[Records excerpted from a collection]

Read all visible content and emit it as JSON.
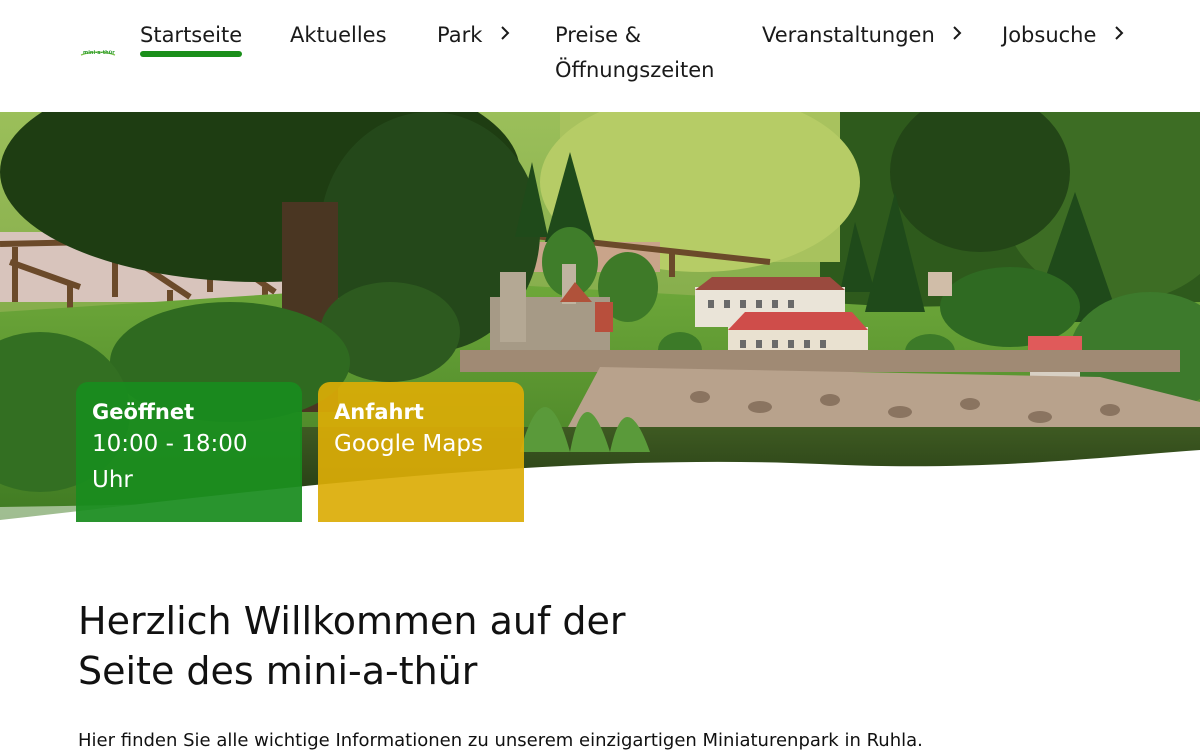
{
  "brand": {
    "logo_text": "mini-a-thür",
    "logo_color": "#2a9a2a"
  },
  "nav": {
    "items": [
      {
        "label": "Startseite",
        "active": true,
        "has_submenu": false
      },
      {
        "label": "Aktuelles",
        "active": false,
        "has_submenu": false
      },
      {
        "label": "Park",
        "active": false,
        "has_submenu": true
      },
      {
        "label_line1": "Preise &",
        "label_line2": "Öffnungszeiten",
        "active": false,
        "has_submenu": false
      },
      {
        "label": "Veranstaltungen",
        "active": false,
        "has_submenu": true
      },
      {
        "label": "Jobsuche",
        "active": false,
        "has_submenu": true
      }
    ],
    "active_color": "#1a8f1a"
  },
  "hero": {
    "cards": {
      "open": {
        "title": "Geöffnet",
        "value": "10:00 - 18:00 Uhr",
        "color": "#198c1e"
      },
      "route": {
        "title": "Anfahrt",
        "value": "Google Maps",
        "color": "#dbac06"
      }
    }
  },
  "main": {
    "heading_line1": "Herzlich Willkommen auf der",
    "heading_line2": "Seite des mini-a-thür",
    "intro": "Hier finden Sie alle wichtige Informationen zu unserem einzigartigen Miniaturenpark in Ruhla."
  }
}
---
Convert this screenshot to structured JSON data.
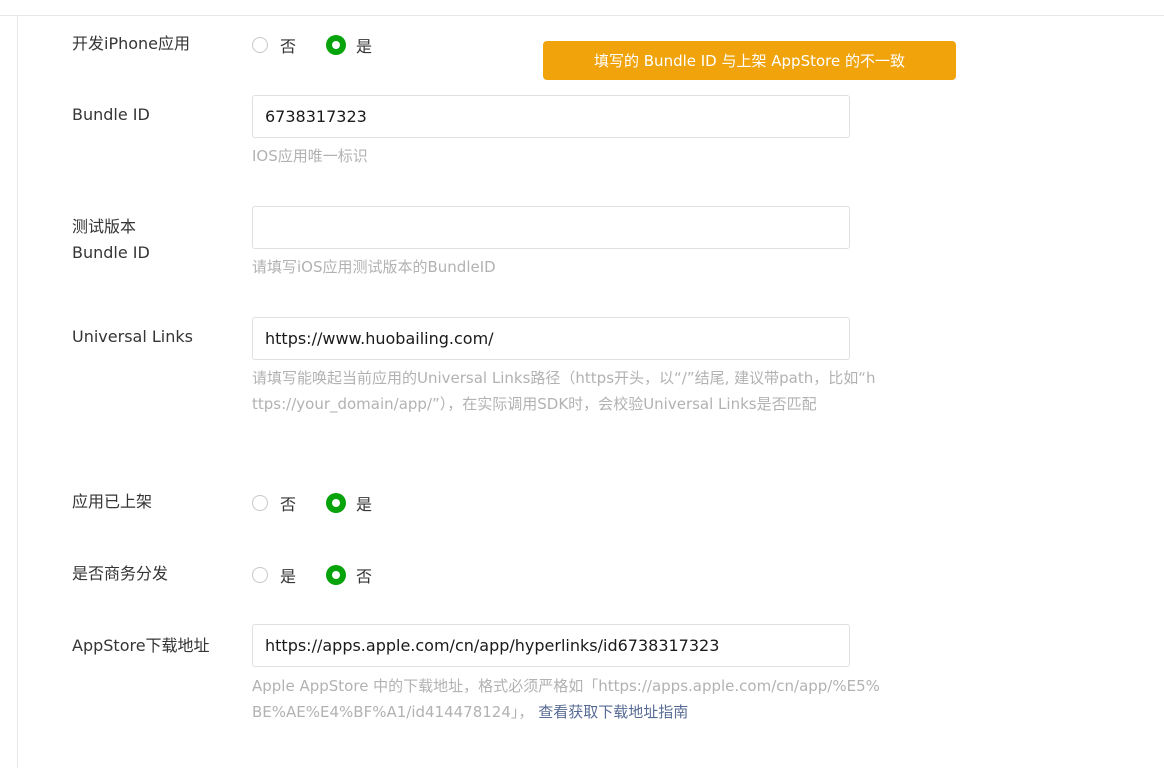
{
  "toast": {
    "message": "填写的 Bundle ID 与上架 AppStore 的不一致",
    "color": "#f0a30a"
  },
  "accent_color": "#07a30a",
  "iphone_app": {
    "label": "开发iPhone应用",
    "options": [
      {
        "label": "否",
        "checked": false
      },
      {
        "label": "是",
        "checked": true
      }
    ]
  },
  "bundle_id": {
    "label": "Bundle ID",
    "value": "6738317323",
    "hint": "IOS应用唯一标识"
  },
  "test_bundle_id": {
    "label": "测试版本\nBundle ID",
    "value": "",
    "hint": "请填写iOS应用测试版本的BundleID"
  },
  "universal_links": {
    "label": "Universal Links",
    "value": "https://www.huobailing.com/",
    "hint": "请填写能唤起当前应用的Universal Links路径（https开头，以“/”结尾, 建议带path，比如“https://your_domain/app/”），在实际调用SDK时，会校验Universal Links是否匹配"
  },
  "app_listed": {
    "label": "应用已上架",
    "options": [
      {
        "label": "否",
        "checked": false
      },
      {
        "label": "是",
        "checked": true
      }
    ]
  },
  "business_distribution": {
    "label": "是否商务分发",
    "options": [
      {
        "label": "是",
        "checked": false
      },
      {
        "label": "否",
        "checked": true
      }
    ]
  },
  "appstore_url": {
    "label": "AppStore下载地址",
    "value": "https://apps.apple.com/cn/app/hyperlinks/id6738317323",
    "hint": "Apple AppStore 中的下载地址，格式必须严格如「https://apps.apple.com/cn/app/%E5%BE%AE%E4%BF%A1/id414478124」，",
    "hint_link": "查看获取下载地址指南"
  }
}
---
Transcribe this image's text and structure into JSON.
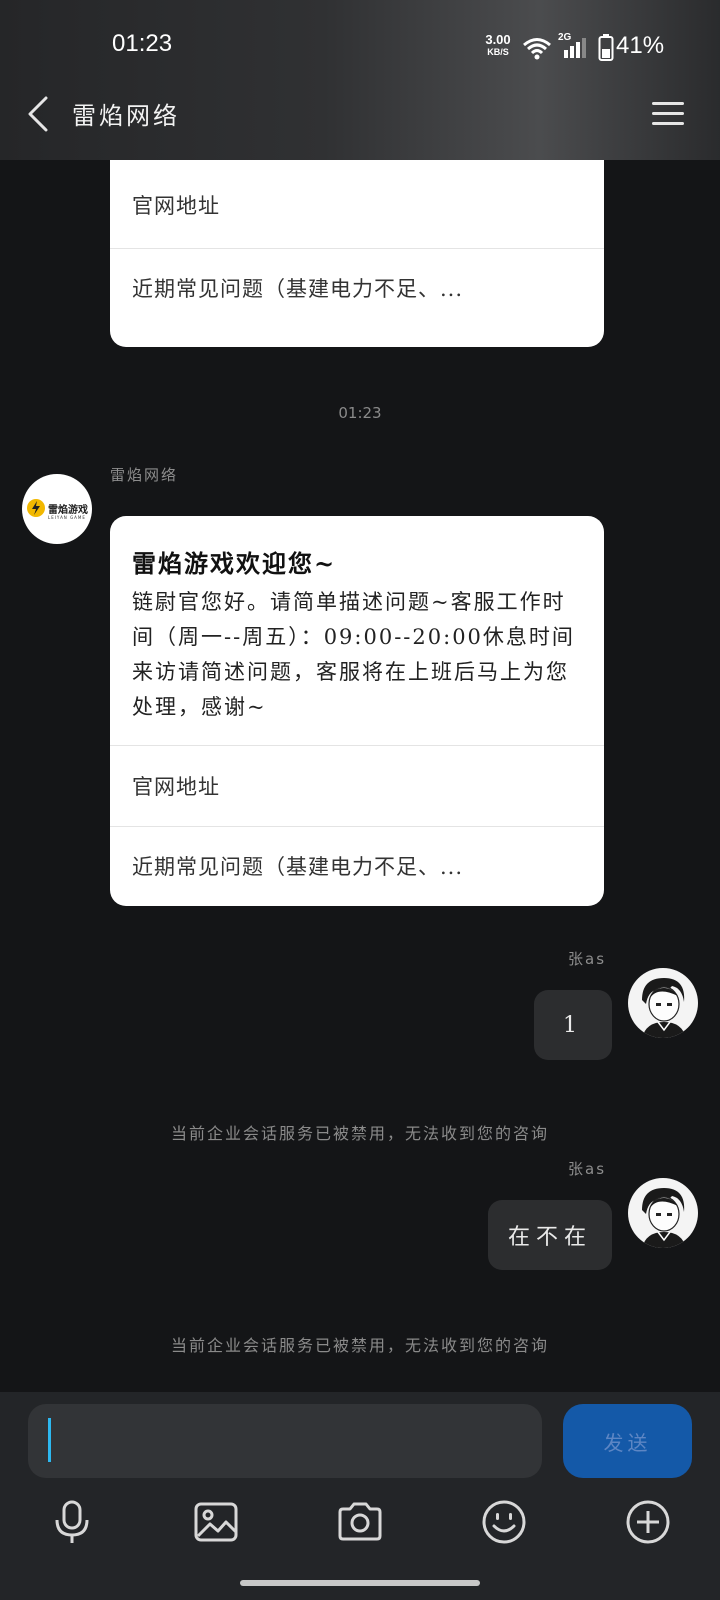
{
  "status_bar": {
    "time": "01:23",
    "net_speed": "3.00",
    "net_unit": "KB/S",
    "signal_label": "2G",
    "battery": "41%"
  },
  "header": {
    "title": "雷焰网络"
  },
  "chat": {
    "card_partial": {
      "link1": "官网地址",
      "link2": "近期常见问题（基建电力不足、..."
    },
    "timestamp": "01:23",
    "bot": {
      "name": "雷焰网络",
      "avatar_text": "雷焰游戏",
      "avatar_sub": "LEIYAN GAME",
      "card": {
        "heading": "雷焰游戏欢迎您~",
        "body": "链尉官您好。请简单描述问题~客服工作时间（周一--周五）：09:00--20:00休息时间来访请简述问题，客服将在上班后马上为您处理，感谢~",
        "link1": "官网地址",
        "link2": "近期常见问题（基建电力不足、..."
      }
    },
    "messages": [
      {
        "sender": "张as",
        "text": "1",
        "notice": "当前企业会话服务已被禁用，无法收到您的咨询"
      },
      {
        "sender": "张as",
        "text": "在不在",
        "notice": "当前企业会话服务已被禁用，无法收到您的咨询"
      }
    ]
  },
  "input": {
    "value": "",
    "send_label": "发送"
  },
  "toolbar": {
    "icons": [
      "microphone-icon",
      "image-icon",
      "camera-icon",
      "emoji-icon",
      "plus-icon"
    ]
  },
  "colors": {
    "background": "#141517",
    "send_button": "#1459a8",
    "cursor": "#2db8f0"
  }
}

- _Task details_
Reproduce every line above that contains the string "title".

- _Task answer_
        "title": "Geöffnet",
        "title": "Anfahrt",
    "title": "雷焰网络"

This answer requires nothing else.